== Segment start ==

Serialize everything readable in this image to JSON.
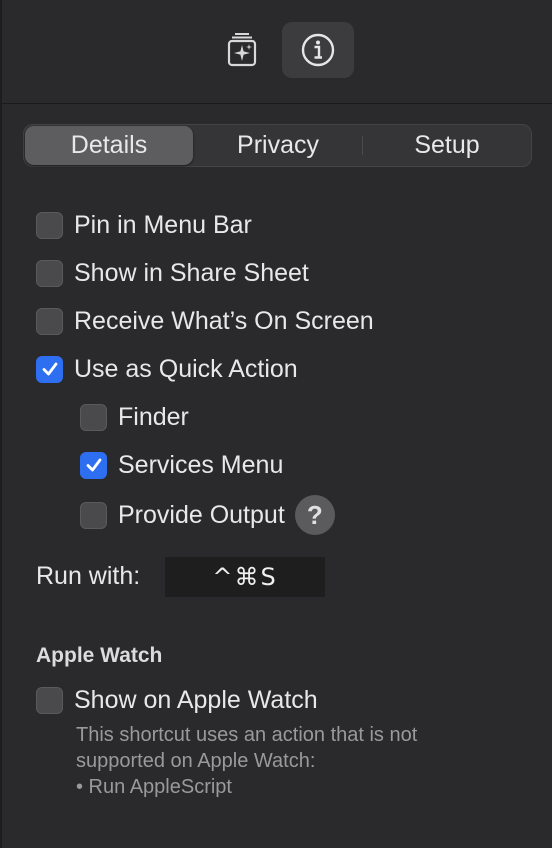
{
  "toolbar": {
    "buttons": [
      {
        "icon": "sparkle-stack-icon"
      },
      {
        "icon": "info-icon",
        "active": true
      }
    ]
  },
  "tabs": {
    "items": [
      "Details",
      "Privacy",
      "Setup"
    ],
    "selected": "Details"
  },
  "options": {
    "pin_menu_bar": {
      "label": "Pin in Menu Bar",
      "checked": false
    },
    "share_sheet": {
      "label": "Show in Share Sheet",
      "checked": false
    },
    "receive_screen": {
      "label": "Receive What’s On Screen",
      "checked": false
    },
    "quick_action": {
      "label": "Use as Quick Action",
      "checked": true
    },
    "finder": {
      "label": "Finder",
      "checked": false
    },
    "services_menu": {
      "label": "Services Menu",
      "checked": true
    },
    "provide_output": {
      "label": "Provide Output",
      "checked": false
    },
    "help_label": "?"
  },
  "run_with": {
    "label": "Run with:",
    "shortcut": "^⌘S"
  },
  "apple_watch": {
    "section_title": "Apple Watch",
    "show_label": "Show on Apple Watch",
    "checked": false,
    "note_lines": [
      "This shortcut uses an action that is not",
      "supported on Apple Watch:",
      "• Run AppleScript"
    ]
  },
  "colors": {
    "accent": "#2d6ff0",
    "background": "#2a292b"
  }
}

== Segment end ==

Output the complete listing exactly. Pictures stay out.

• _SOLUTION TO THIS EXERCISE_:
Serialize everything readable in this image to JSON.
{
  "toolbar": {
    "buttons": [
      {
        "icon": "sparkle-stack-icon"
      },
      {
        "icon": "info-icon",
        "active": true
      }
    ]
  },
  "tabs": {
    "items": [
      "Details",
      "Privacy",
      "Setup"
    ],
    "selected": "Details"
  },
  "options": {
    "pin_menu_bar": {
      "label": "Pin in Menu Bar",
      "checked": false
    },
    "share_sheet": {
      "label": "Show in Share Sheet",
      "checked": false
    },
    "receive_screen": {
      "label": "Receive What’s On Screen",
      "checked": false
    },
    "quick_action": {
      "label": "Use as Quick Action",
      "checked": true
    },
    "finder": {
      "label": "Finder",
      "checked": false
    },
    "services_menu": {
      "label": "Services Menu",
      "checked": true
    },
    "provide_output": {
      "label": "Provide Output",
      "checked": false
    },
    "help_label": "?"
  },
  "run_with": {
    "label": "Run with:",
    "shortcut": "^⌘S"
  },
  "apple_watch": {
    "section_title": "Apple Watch",
    "show_label": "Show on Apple Watch",
    "checked": false,
    "note_lines": [
      "This shortcut uses an action that is not",
      "supported on Apple Watch:",
      "• Run AppleScript"
    ]
  },
  "colors": {
    "accent": "#2d6ff0",
    "background": "#2a292b"
  }
}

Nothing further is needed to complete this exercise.